Staff profile - Caroline De Luca
Senior therapeutic group manager
A love of hospital pharmacy and working with sick children is still being put to good use for Caroline De Luca, but in a different way at PHARMAC.
Caroline is one of PHARMACs’ therapeutic group managers, or TGMs, who manage medicine funding applications. The role is demanding and complex, combining a detailed knowledge of pharmaceuticals and clinical information and working with pharmaceutical companies to reach national agreements.
A Hamilton native, Caroline decided early on that hospital pharmacy was for her, eventually specialising in paediatrics at Auckland’s Starship Children’s hospital. Along the way she had a stint in London’s Chelsea and Westminster Hospital, and also found the time to become a qualified winemaker after study the art of winemaking – oenology – through Napier’s EIT.
Then came PHARMAC.
“I loved my job at Starship but it’s not something I felt I could do forever because it was very intense. The emotional side of seeing very sick children was part of it – that can be hard but it can also make it very rewarding.”
Arriving at PHARMAC had a strange familiarity for Caroline. Not only did she find herself working under her former boss at Auckland DHB – Sarah Fitt – but on her second day she was asked to pick up a proposed change for the transplant medicine tacrolimus; something she had already been involved with in her Starship role.
“I was thrown in at the deep end, but it was great to be able to find my feet with a clinical topic I knew well. I had been providing feedback to PHARMAC from my old role, now I was the one seeking and receiving that feedback.”
Two years in, Caroline is one of 11 pharmacists on PHARMAC’s staff and loves the role, which has a national aspect as well as making decisions that affect individual people.
“It is different but you do see where you are directly helping people, like through the Exceptional Circumstances process, NPPA. You don’t see the patient but you are still doing something for an individual person.”

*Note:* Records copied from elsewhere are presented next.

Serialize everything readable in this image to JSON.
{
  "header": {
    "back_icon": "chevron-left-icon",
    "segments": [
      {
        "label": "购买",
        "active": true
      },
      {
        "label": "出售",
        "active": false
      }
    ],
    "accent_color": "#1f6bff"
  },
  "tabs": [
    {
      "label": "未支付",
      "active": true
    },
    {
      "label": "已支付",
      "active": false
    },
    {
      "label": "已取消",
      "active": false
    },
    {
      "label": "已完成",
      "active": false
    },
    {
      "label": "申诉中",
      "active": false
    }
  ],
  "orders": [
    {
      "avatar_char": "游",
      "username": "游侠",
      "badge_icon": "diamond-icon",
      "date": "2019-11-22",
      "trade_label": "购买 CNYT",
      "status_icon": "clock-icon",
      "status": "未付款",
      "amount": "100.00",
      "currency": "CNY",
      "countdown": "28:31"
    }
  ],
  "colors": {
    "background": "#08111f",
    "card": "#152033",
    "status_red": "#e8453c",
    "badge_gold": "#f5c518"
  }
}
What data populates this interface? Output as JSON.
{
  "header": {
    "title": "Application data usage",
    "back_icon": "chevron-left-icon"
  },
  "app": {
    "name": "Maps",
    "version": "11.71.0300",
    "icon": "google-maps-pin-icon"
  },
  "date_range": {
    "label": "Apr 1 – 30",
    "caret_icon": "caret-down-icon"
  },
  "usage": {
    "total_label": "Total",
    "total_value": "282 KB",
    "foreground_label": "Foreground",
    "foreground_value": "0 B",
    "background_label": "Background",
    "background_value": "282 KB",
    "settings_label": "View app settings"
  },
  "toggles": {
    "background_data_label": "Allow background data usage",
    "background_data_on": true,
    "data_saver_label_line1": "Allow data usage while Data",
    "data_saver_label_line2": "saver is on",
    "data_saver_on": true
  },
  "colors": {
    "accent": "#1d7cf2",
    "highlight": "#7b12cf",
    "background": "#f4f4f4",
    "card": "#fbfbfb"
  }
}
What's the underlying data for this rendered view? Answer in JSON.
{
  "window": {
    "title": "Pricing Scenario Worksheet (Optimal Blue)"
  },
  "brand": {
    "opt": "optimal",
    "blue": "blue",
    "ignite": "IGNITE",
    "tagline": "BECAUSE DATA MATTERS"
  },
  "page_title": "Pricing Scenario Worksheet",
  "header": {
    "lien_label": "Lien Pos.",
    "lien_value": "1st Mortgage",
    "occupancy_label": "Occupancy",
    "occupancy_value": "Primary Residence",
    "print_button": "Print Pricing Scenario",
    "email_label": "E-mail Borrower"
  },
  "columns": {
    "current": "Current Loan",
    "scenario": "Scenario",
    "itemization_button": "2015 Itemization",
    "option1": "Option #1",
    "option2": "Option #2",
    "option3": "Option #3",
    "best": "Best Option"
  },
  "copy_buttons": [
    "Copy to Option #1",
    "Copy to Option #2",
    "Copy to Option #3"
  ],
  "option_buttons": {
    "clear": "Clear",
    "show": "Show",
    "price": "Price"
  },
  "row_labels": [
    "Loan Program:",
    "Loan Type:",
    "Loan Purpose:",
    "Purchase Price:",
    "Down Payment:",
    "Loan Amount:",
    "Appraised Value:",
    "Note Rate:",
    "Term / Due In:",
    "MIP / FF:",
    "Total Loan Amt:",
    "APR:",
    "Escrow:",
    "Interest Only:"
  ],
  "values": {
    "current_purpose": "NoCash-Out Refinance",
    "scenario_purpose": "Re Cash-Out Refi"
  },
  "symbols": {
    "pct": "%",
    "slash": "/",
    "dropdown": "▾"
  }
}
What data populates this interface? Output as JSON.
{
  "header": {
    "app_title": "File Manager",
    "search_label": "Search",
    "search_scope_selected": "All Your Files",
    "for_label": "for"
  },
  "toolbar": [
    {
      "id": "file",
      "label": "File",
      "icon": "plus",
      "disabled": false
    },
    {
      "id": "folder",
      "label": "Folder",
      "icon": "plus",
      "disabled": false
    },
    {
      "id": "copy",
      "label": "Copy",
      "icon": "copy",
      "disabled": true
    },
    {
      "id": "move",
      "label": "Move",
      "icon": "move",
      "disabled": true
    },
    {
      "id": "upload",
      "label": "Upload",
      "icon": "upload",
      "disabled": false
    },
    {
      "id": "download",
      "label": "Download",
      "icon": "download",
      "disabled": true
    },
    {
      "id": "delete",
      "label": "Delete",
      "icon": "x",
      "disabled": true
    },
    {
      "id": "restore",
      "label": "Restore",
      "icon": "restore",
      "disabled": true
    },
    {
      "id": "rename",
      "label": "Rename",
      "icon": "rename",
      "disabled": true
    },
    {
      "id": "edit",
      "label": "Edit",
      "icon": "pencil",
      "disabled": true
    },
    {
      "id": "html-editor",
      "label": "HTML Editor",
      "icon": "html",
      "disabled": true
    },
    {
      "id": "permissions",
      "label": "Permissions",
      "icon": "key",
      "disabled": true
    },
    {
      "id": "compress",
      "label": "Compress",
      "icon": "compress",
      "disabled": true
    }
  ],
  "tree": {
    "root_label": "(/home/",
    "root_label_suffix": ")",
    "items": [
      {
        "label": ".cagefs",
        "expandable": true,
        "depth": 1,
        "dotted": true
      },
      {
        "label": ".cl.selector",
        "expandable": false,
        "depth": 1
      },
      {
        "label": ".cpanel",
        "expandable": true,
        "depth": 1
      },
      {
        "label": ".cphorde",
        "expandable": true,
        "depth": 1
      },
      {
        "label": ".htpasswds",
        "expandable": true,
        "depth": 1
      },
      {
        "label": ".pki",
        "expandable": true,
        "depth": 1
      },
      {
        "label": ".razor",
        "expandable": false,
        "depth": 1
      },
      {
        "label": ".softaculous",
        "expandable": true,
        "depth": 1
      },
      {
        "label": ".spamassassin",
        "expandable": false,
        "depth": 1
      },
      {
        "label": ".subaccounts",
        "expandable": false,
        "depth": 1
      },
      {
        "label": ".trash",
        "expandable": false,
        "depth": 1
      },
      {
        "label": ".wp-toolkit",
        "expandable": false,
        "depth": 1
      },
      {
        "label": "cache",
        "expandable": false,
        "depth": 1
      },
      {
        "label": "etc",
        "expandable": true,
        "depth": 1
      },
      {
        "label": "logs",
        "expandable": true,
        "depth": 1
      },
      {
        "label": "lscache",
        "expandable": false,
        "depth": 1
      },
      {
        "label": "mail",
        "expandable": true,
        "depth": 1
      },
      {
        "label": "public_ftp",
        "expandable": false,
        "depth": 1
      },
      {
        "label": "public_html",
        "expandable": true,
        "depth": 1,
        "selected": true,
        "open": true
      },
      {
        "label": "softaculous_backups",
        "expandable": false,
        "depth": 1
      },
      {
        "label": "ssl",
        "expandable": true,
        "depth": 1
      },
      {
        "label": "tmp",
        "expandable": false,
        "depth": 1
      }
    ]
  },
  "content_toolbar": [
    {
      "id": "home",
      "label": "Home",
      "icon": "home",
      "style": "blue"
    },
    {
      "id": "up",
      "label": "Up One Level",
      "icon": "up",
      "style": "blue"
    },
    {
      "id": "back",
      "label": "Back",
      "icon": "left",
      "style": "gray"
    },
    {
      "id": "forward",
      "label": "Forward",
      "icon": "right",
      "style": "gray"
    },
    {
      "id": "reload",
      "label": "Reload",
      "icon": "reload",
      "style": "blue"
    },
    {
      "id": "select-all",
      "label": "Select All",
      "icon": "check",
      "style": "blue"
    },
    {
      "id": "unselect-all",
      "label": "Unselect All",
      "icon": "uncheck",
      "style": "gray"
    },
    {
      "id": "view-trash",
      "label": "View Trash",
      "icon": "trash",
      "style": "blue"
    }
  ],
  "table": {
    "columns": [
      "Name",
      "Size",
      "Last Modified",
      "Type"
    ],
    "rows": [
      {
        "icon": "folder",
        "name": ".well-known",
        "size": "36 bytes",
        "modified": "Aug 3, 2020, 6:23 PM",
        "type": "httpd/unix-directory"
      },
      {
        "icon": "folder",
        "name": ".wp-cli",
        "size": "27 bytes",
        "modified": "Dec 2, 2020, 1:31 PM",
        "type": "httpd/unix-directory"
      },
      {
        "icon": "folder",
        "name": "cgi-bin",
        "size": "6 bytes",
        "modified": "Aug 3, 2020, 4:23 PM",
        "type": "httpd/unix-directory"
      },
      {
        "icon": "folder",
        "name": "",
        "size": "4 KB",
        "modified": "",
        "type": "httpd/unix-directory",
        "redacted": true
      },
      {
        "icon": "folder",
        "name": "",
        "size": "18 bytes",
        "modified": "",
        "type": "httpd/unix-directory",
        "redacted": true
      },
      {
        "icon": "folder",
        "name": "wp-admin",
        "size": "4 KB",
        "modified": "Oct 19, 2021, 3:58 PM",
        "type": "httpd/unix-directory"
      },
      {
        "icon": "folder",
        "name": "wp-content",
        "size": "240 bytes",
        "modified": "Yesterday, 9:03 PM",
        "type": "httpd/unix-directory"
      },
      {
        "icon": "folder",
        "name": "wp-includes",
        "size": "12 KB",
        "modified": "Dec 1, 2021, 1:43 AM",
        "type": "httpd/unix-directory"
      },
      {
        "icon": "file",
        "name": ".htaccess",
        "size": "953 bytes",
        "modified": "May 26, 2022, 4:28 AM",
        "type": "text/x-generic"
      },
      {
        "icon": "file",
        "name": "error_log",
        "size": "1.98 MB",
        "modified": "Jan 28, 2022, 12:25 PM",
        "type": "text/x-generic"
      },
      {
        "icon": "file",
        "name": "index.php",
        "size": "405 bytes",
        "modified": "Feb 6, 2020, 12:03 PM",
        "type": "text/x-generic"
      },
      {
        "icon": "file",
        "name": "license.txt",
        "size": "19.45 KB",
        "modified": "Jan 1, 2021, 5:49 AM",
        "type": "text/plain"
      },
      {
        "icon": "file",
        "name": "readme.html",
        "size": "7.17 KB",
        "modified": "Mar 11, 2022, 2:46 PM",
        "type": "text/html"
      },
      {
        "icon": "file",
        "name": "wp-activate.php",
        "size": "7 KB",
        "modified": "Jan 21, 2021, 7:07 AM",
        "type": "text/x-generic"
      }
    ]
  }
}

“What I enjoy the most is seeing the difference you can make at a national level. You still need to maintain relationships with clinicians and patient groups, and you get to see the commercial side too. I really enjoy that because you’re seeing things from all angles.”
Last updated: 10 December 2015